With the recent onslaught of Thanksgiving deals and Black Friday steals, shoppers have grown weary of manic, in-store traditions. Where discounts were once held dear, support for cause-related holidays such as Small Business Saturday and #GivingTuesday continues to flourish. For the last couple years, Canada has helped encourage a global cultural shift towards holiday altruism.
In today’s business news, shoppers have distinctly opted for holiday weekend mobile purchases over Black Friday’s insomnia laden, in-store steals. With feeble in-store sales, there was a major lack of urgency to rush out on shopping sprees after Thanksgiving this year. Companies like TJX – think TJ Maxx, Marshalls and HomeGoods – and REI even brandished Black Friday backlash campaigns endorsing “l-o-v-e” over “s-a-l-e-s” and an #OptOutside social media crusade, respectively.
Disenchanted shoppers found solace in stocking up on gifts through 38 percent more mobile purchases and an 18 percent increase in sales by traditional computers and tablets. Amazon was even inclined to begin holiday discounts ten days ahead of Cyber Monday.
Alternatively, the season of giving has incorporated several approachably humanitarian traditions over the years. Small Business Saturday was organized by American Express six years ago to celebrate independent retailers across the U.S. This movement experienced a record turnout with over $16.2 billion in #ShopSmall spending over the weekend.

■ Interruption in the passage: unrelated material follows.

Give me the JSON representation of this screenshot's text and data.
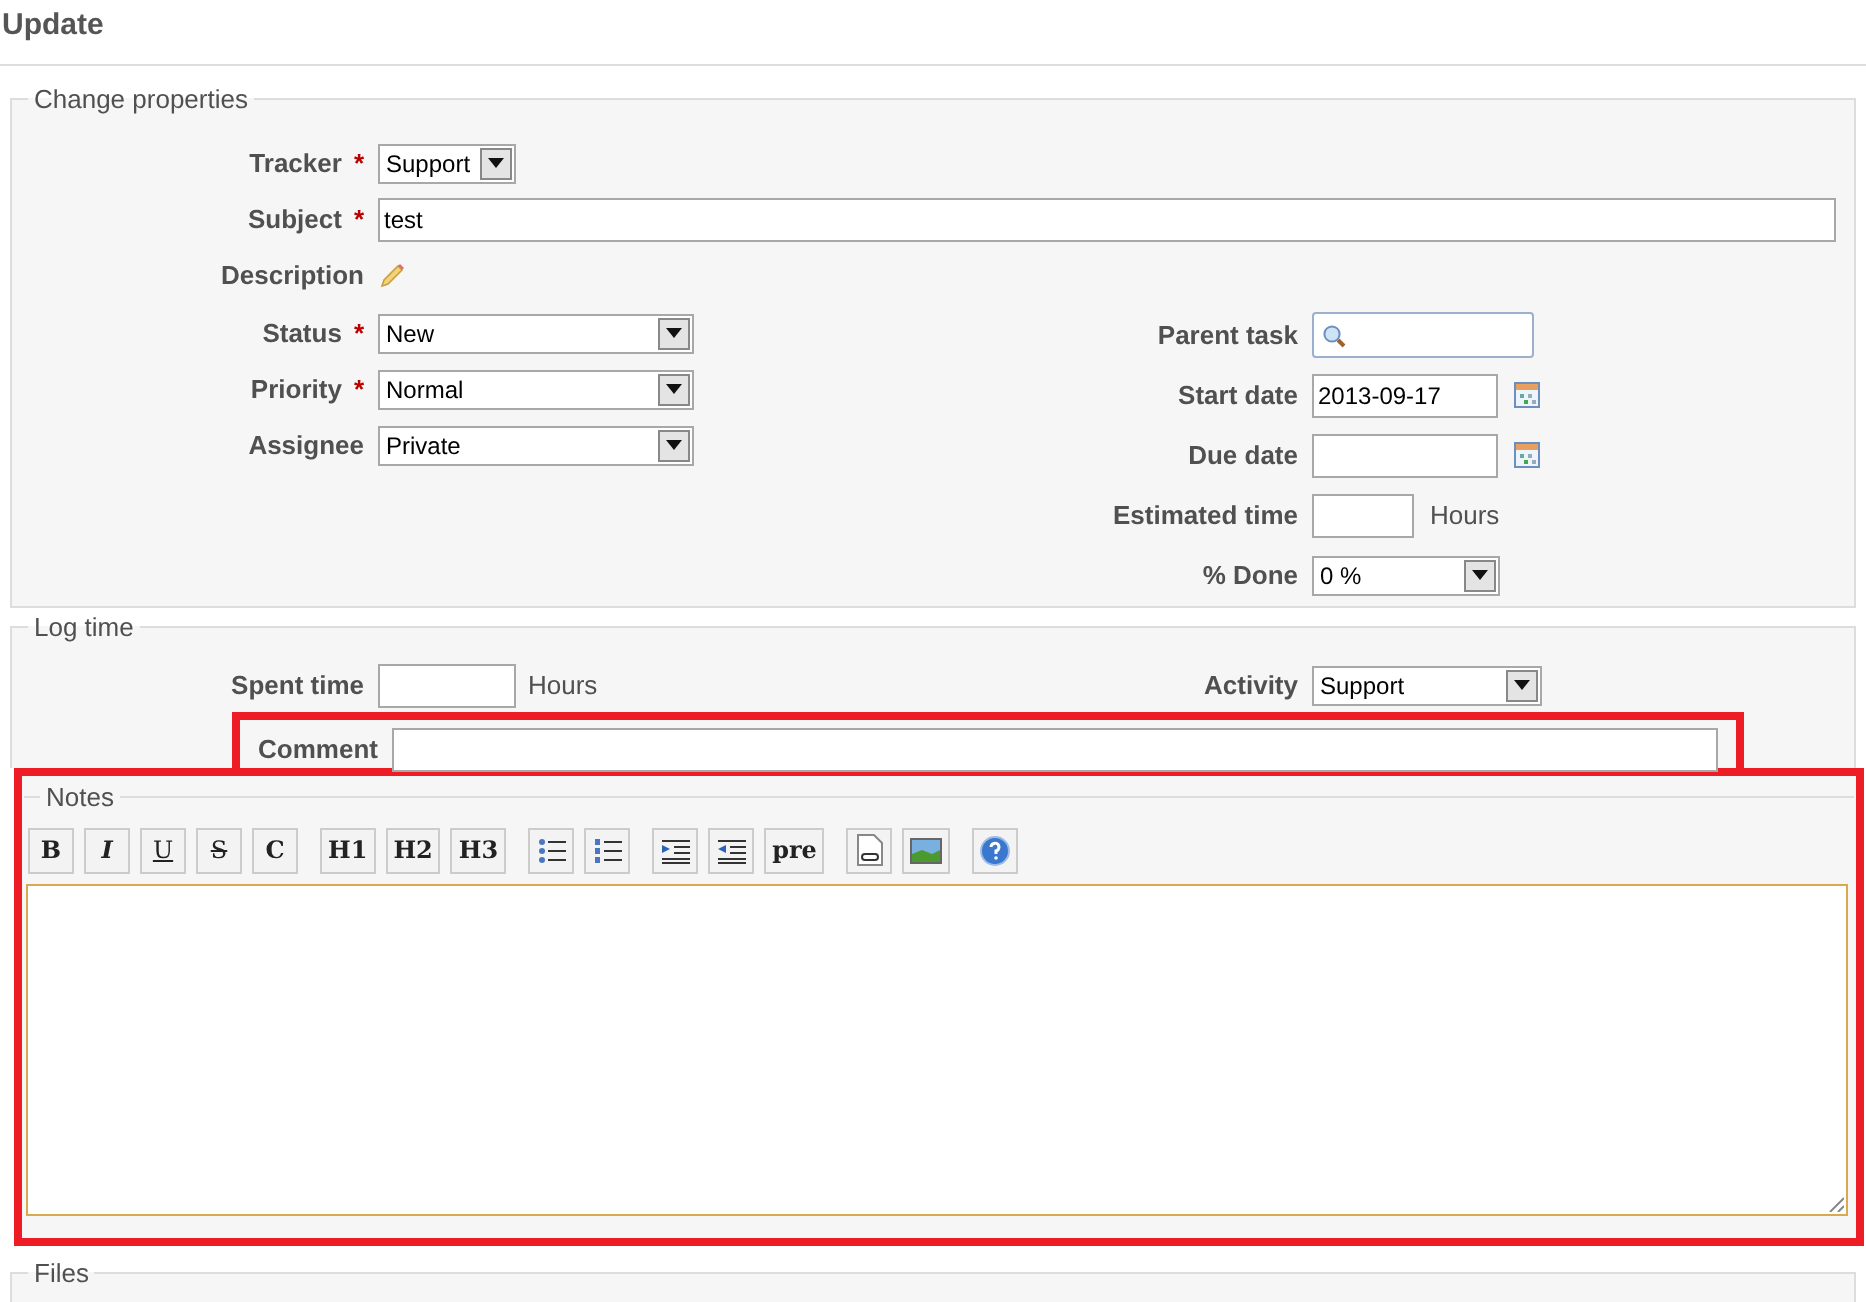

The spotlight on values-based shopping shines on today with #GivingTuesday, engaging over 30,000 organizations across the world. Canada has led the World Giving Index since the inaugural day of giving in 2013, with 67 percent of Canadians contributing donations to charities, 44 percent volunteering, and 69 percent assisting strangers in need in the last year. As global leaders like Canada lend a philanthropic civic spirit, a weekend of markdowns is discounted and a hopeful holiday can thrive.